Recently, The Washington Post published an opinion piece entitled: Why we can now declare the end of ‘Christian America’. Written by Duke University “Theologian” (I use that term loosely) Norman Wirzba, the piece is an attempt to make the case that a “uniquely Christian America” is a myth because voters demonstrate that America isn’t “serious about presenting to the world a picture of Christian America”.
Now, I freely admit that it’s hard to make the case anymore that our nation or its people are “Christian”. I agree with him insofar as I think we are living in a post-Christian America. But, to be sure, I don’t think it’s for the reasons he cites. Actually, I’m not inclined to believe that Wirzba thinks America ever was Christian.
Wirzba says “…this is a nation consumed by fear, anger and suspicion, none of which are Christian virtues.” He says that polls and election results “clearly” communicate this. He offers no argument in support of these notions, he simply asserts them. For that reason, we’re left to speculate as to what “polls and election results” he’s referring to and how he draws his conclusions from the clear communication they are alleged to be.
In any case, even if I thought we were “consumed” by these things, the question isn’t if these things are virtuous, it is, rather, are they justified given our present circumstances. Each of the things he mentioned can be justified within a particular context. For example: Am I fearful (I prefer to say “alarmed”) as I watch my nation and culture circle the drain? Absolutely. Am I angered as I watch the courts in our land destroy the sanctity of life and the institution of marriage? You bet I am. Am I suspicious when we have people entering our country in large numbers who may be plotting to kill us? Uh…yeah.
Wirzba goes on to ask, “What about the refugees and immigrants who are being refused at our borders and made to feel unwelcome in our land…?” Well, of course, this presupposes that we have a Biblical obligation to do otherwise. Once again, he merely assumes that without bothering to make a case for it. I would contend that it is both unreasonable and un-Biblical to assume that we are morally obligated to help every immigrant, and every refugee, in every instance. My arguments for this contention may be seen here.

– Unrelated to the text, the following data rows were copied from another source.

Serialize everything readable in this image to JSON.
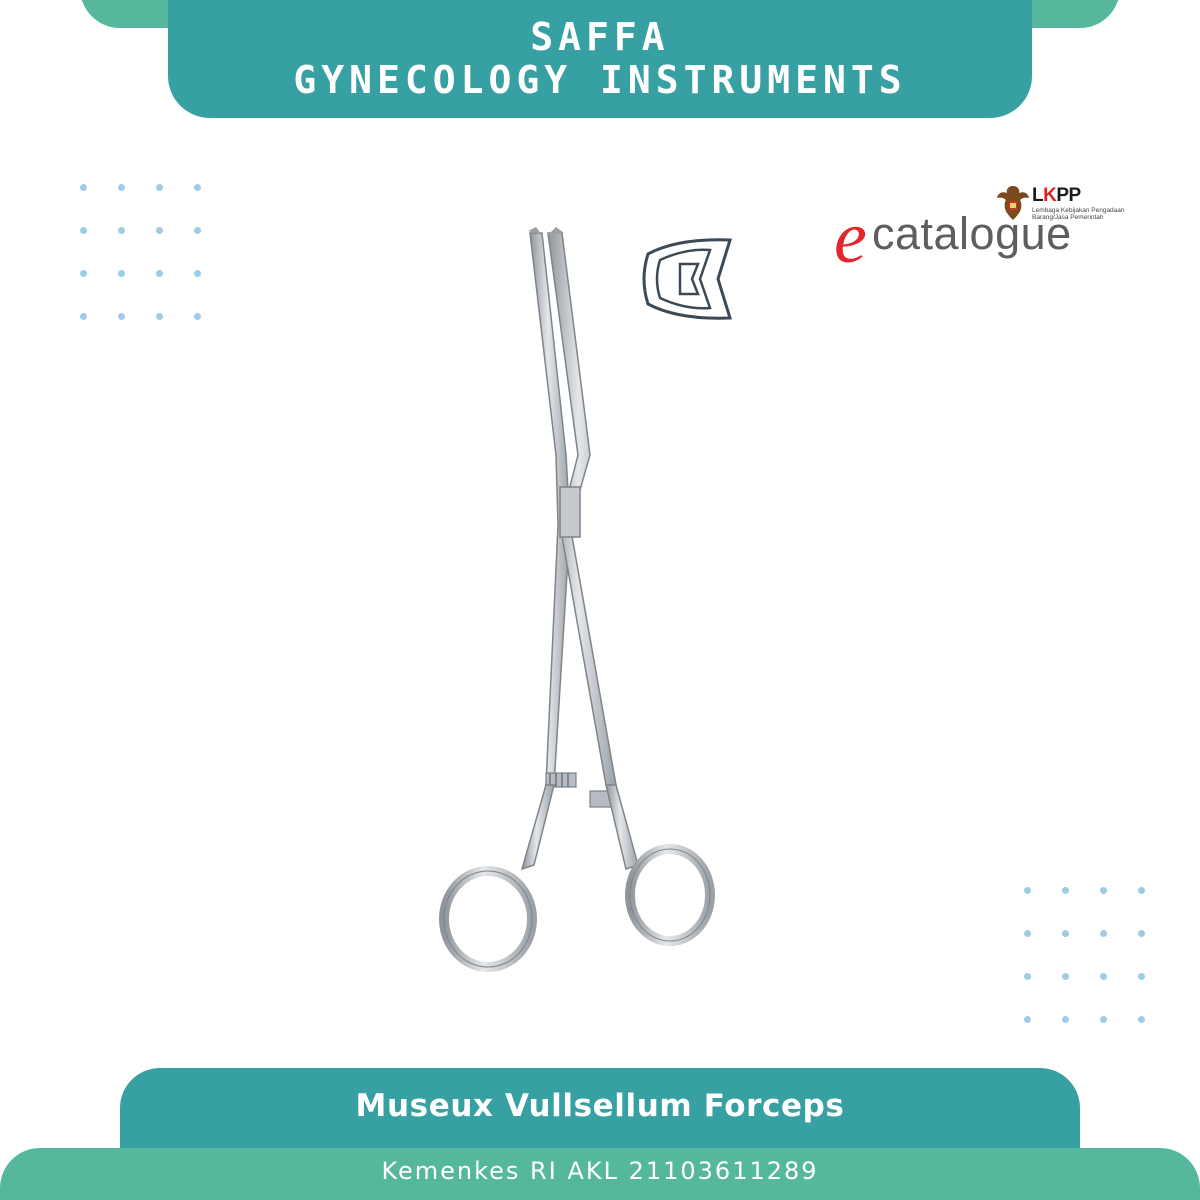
{
  "header": {
    "brand": "SAFFA",
    "subtitle": "GYNECOLOGY INSTRUMENTS"
  },
  "logo": {
    "e_letter": "e",
    "word": "catalogue",
    "org_k": "K",
    "org_rest": "PP",
    "org_l": "L",
    "org_subtitle": "Lembaga Kebijakan Pengadaan Barang/Jasa Pemerintah"
  },
  "product": {
    "name": "Museux Vullsellum Forceps",
    "registration": "Kemenkes RI AKL 21103611289"
  },
  "icons": {
    "instrument": "forceps-image",
    "jaw_profile": "jaw-profile-icon",
    "emblem": "garuda-emblem"
  },
  "colors": {
    "teal": "#36a0a3",
    "green": "#55b89c",
    "dots": "#9ccde4",
    "logo_red": "#e2262b",
    "logo_gray": "#5e5e60"
  }
}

Wirzba’s piece tugs at your heart strings as you are convicted on a personal level by the scripture he quotes, until you realize that he is equating your duty to obey these scriptures with support for his political agenda. For example, he seems to suggest that the duty listed in Matt. 25: 42-43 is about supporting a government relief program. I guess somebody back in the first century forgot to tell the Roman governor.
He goes on to ask a truly astounding question: “How will America fare in this time of judgment, especially when we admit as evidence the millions of Americans (many of them children and the elderly) who do not have enough good food to eat, or the millions of Americans who have to drink water polluted with lead and industrial/agricultural pollutants?” Couched in this question is a false accusation of the first order. America has produced prosperity for all economic classes within its borders that is unparalleled in the history of the world. Even our poorest are far better off than the poor in virtually all other times and places. And over half of our federal tax dollars go to major entitlements and income security. That doesn’t include, of course, social spending on the state and local level. To suggest that we will be judged by God as a nation on the ground that our public policy hasn’t sufficiently cared for our poor and elderly is simply ludicrous.
Lastly, he nowhere mentions the gospel of Jesus Christ. Had he made that his premise, I would have been far more sympathetic with his criticism. But there is no call to individual or national repentance for our sin, no proclamation of redemption of sinners through the blood of Jesus Christ. He appears to be much more interested in Leftist redistributionary public policy being pursued, and he’s unhappy that much of Christianity isn’t in agreement with him.
In short, Wirzba has just offered a rehash of the social gospel drivel which was infecting the mainline Christian denominations a century ago.
America may well be a post-Christian nation. But the alarm, anger, or suspicion many of us may have arises from watching a culture disintegrate as a result of embracing a post-Christian worldview. This is a worldview in which the gospel of Christ is ignored, dreadful national sins such as abortion and same-sex marriage go unmentioned, and erroneous interpretation of Scripture is set forth. Sadly, it appears that this is Mr. Wirzba’s worldview.